Momentum conservation for a two equal-mass collision requires that ##\vec{v}_1={\vec{v_1}'}+{\vec{v_2}'}##.
Since the collision is not one-dimensional, if you draw a vector addition diagram, you get a closed triangle with the magnitudes of the three vectors as its sides.
Energy conservation for a two equal-mass collision requires that ##v_1^2= {v'_1}^2+{v'_1}^2##.
Therefore, said triangle obeys the Pythagorean theorem with ##v_1## as the hypotenuse and ##{v'_1}## and ##{v'_2}## as the two right sides.

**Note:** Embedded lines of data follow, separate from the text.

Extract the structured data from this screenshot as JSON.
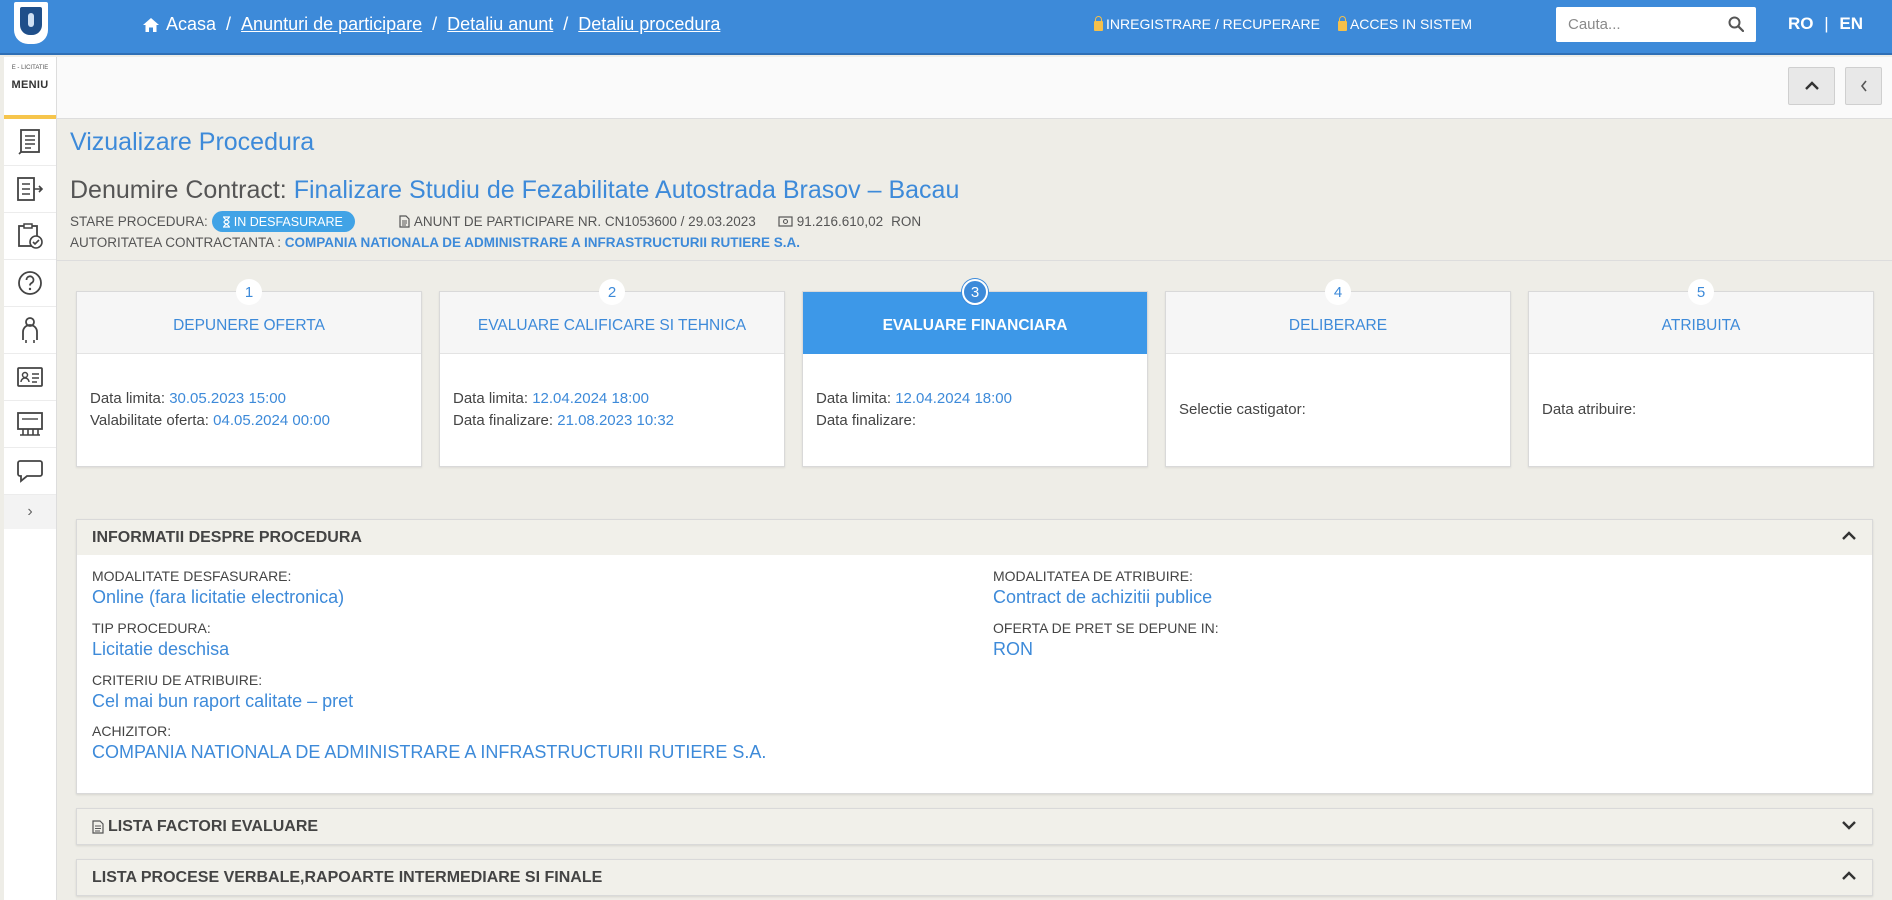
{
  "topbar": {
    "breadcrumbs": [
      "Acasa",
      "Anunturi de participare",
      "Detaliu anunt",
      "Detaliu procedura"
    ],
    "links": {
      "register": "INREGISTRARE / RECUPERARE",
      "login": "ACCES IN SISTEM"
    },
    "search_placeholder": "Cauta...",
    "lang": {
      "ro": "RO",
      "sep": "|",
      "en": "EN"
    }
  },
  "sidebar": {
    "brand_small": "E - LICITATIE",
    "menu_label": "MENIU",
    "items": [
      "document-icon",
      "list-arrow-icon",
      "clipboard-check-icon",
      "help-icon",
      "user-icon",
      "id-card-icon",
      "chart-icon",
      "chat-icon"
    ],
    "toggle": "›"
  },
  "header": {
    "title": "Vizualizare Procedura",
    "contract_label": "Denumire Contract:",
    "contract_name": "Finalizare Studiu de Fezabilitate Autostrada Brasov – Bacau",
    "status_label": "STARE PROCEDURA:",
    "status_value": "IN DESFASURARE",
    "notice": "ANUNT DE PARTICIPARE NR. CN1053600 / 29.03.2023",
    "value_amount": "91.216.610,02",
    "value_currency": "RON",
    "authority_label": "AUTORITATEA CONTRACTANTA :",
    "authority_value": "COMPANIA NATIONALA DE ADMINISTRARE A INFRASTRUCTURII RUTIERE S.A."
  },
  "steps": [
    {
      "num": "1",
      "title": "DEPUNERE OFERTA",
      "l1": "Data limita:",
      "v1": "30.05.2023 15:00",
      "l2": "Valabilitate oferta:",
      "v2": "04.05.2024 00:00"
    },
    {
      "num": "2",
      "title": "EVALUARE CALIFICARE SI TEHNICA",
      "l1": "Data limita:",
      "v1": "12.04.2024 18:00",
      "l2": "Data finalizare:",
      "v2": "21.08.2023 10:32"
    },
    {
      "num": "3",
      "title": "EVALUARE FINANCIARA",
      "l1": "Data limita:",
      "v1": "12.04.2024 18:00",
      "l2": "Data finalizare:",
      "v2": ""
    },
    {
      "num": "4",
      "title": "DELIBERARE",
      "l1": "Selectie castigator:"
    },
    {
      "num": "5",
      "title": "ATRIBUITA",
      "l1": "Data atribuire:"
    }
  ],
  "info_panel": {
    "title": "INFORMATII DESPRE PROCEDURA",
    "fields": {
      "mod_desf_label": "MODALITATE DESFASURARE:",
      "mod_desf_value": "Online (fara licitatie electronica)",
      "tip_label": "TIP PROCEDURA:",
      "tip_value": "Licitatie deschisa",
      "criteriu_label": "CRITERIU DE ATRIBUIRE:",
      "criteriu_value": "Cel mai bun raport calitate – pret",
      "achizitor_label": "ACHIZITOR:",
      "achizitor_value": "COMPANIA NATIONALA DE ADMINISTRARE A INFRASTRUCTURII RUTIERE S.A.",
      "mod_atr_label": "MODALITATEA DE ATRIBUIRE:",
      "mod_atr_value": "Contract de achizitii publice",
      "oferta_label": "OFERTA DE PRET SE DEPUNE IN:",
      "oferta_value": "RON"
    }
  },
  "factori_panel": {
    "title": "LISTA FACTORI EVALUARE"
  },
  "procese_panel": {
    "title": "LISTA PROCESE VERBALE,RAPOARTE INTERMEDIARE SI FINALE"
  },
  "colors": {
    "primary": "#3d8ad9",
    "badge": "#41a3e6",
    "accent": "#f6c54c",
    "background": "#eeede7"
  }
}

Here is a quick geometric proof, not that your algebraic proof is incorrect.
Momentum conservation for a two equal-mass collision requires that ##\vec{v}_1={\vec{v_1}'}+{\vec{v_2}'}##.
Since the collision is not one-dimensional, if you draw a vector addition diagram, you get a closed triangle with the magnitudes of the three vectors as its sides.
Energy conservation for a two equal-mass collision requires that ##v_1^2= {v'_1}^2+{v'_1}^2##.
Therefore, said triangle obeys the Pythagorean theorem with ##v_1## as the hypotenuse and ##{v'_1}## and ##{v'_2}## as the two right sides.
Thank you! I wish I had seen that sooner.